Catalonia’s regional government is finalizing plans developed by specialist anti-terrorist unit of the Mossos d’Esquadra to train teachers to keep watch for Islamic extremism, said Jordi Jané, the head of Catalonia’s regional interior ministry.
Teachers will be considered key in detecting the threat from home-grown jihadists who are inspired to join the so called ISIS terror group to launch attacks within Europe.
According to the guidelines reported in El Mundo, teachers will be told to report changes in behaviour among students such as; becoming shy and introverted, adopting traditional styles of Islamic dress or refusing to join in sports or cultural activities for "religious reasons".
The guidelines also advise how to monitor if students are accessing jihadist propaganda on school computers and to raise the alarm if students talk about leaving school to travel abroad.
Catalonia is considered a flashpoint in Spain for Islamic extremism as it is home to the highest concentration of Muslim immigrants within Spain and has numerous mosques with links to the Salafi movement, which advocates a fundamentalist approach to Islam.
An estimated 75,000 Muslim students attend state-schools in Catalonia, representing around five percent of the 1.5million school pupils in the region.
The new guidelines are part of Spain’s Special Operational Anti-terrorist Plan which was activated in the wake of the Charlie Hebdo terrorist attacks in Paris in January last year when the terror alert level was raised in Spain to four out of a maximum five.
A programme to screen prisoners for radicalization inside Spain’s jails is already being implemented.
Education authorities in Brussels reportedly failed to act on concerns that a student who went on to become one of the Paris suicide bombers showed signs of radicalization in the classroom.
Bilal Hadfi, 20, who blew himself up outside the Stade de France in Paris on November 13th, had reportedly expressed extremist views at the Abbessens-Funck college in Brussels before dropping out to join ISIS in Syria.
An investigation has been launched as to why no further action was taken after teachers said that had reportedly informed the education board of their fears that Hadfi had been radicalized and was travelling to Syria.

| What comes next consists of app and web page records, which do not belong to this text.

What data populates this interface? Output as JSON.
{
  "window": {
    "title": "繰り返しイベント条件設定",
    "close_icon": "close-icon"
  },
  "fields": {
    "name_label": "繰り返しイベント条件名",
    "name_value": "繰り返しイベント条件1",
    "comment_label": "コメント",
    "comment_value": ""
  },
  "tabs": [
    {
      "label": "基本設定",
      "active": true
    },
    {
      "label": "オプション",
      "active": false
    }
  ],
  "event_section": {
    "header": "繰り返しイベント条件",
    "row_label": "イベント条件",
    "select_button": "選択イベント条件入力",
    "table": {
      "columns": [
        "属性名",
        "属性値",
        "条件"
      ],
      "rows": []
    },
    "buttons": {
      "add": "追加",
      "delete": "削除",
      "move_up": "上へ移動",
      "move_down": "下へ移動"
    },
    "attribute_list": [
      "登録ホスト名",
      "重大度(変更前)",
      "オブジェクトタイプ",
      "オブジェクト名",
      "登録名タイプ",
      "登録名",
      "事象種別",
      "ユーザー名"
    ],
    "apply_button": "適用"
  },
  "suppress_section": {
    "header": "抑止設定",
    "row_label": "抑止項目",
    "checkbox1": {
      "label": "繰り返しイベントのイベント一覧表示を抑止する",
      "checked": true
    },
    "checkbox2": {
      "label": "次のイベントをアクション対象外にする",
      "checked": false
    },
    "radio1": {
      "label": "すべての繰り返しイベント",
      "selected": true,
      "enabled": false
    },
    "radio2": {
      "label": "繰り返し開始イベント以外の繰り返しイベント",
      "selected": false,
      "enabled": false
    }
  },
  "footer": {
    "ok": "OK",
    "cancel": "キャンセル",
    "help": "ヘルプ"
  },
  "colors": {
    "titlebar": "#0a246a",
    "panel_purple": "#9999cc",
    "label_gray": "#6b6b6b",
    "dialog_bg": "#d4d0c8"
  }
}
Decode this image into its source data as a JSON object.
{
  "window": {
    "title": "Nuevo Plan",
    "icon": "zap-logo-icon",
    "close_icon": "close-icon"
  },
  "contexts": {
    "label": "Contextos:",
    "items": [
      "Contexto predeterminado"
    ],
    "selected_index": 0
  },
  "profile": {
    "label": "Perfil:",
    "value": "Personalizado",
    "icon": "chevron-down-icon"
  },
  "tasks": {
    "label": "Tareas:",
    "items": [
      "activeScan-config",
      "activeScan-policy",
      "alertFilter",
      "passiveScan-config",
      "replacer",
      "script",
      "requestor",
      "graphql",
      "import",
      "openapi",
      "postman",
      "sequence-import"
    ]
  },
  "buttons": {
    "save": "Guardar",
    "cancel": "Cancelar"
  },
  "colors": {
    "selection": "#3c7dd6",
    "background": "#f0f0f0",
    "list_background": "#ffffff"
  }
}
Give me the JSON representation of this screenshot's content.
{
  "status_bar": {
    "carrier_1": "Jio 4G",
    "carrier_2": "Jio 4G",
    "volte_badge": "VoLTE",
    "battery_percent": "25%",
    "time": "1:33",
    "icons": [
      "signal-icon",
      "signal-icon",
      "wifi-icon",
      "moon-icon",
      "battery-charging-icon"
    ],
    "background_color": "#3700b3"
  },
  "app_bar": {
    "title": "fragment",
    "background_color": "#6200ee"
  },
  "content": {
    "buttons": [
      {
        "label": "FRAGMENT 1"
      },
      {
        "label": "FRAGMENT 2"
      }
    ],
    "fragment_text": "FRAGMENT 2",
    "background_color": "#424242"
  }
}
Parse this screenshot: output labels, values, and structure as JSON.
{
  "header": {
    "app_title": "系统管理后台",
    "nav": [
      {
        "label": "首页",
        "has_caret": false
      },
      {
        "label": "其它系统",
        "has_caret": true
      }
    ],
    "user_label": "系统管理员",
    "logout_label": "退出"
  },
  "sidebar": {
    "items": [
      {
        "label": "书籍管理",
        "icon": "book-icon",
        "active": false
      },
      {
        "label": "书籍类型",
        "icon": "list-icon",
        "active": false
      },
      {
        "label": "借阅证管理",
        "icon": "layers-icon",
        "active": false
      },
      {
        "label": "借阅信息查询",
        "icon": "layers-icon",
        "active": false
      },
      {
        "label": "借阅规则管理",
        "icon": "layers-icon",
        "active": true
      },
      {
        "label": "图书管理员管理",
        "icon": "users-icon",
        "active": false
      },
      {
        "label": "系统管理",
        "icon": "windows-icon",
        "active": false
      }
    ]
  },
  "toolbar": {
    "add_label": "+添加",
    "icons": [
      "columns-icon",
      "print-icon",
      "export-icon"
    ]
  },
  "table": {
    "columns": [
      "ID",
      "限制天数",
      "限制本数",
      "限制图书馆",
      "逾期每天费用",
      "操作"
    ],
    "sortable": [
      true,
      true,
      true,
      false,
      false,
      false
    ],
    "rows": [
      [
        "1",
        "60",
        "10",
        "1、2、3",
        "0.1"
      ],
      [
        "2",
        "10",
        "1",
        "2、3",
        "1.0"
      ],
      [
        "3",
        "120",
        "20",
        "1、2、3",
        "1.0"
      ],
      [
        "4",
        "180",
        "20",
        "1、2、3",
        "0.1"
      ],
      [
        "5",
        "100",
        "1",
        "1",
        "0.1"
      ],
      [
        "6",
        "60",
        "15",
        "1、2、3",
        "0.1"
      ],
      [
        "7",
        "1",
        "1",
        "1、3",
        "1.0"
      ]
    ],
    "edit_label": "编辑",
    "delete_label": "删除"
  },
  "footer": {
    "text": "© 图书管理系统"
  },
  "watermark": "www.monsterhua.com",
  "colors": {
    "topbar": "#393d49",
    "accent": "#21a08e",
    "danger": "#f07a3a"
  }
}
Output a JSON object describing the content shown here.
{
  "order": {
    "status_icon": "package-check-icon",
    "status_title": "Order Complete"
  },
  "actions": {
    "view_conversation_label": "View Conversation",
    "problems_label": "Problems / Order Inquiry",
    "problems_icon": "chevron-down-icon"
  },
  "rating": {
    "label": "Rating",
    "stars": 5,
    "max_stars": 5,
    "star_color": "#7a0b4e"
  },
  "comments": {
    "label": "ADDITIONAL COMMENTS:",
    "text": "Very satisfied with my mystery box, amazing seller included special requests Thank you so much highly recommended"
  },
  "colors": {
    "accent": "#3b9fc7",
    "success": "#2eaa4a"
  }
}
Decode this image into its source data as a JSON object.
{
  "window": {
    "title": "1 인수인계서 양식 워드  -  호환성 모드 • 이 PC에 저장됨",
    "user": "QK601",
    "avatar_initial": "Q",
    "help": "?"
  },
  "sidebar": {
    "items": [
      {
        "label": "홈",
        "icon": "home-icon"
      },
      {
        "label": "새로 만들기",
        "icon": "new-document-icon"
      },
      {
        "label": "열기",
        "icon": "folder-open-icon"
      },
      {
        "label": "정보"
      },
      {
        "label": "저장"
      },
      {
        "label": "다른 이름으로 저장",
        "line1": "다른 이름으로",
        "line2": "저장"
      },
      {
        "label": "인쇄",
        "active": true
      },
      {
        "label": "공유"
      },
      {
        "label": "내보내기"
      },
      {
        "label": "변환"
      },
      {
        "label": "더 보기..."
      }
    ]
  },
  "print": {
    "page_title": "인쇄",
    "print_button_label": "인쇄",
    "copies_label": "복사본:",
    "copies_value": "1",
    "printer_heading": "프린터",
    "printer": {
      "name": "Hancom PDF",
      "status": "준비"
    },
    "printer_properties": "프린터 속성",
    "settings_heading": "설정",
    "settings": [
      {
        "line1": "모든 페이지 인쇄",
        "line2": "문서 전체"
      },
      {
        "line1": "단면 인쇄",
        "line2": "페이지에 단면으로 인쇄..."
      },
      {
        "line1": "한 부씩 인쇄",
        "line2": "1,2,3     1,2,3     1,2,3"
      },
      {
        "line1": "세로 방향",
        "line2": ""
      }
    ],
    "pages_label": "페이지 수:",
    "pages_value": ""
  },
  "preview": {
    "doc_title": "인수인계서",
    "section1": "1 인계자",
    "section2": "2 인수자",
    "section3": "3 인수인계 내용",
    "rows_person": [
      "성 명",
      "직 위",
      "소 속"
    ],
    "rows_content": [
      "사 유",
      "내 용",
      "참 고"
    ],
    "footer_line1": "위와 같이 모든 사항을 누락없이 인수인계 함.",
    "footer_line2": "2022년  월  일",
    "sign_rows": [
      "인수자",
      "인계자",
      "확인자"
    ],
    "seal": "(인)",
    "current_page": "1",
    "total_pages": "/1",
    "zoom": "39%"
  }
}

During 2015, anti-terrorist agents arrested 98 suspected jihadists according to information provided by Spain's Interior Ministry.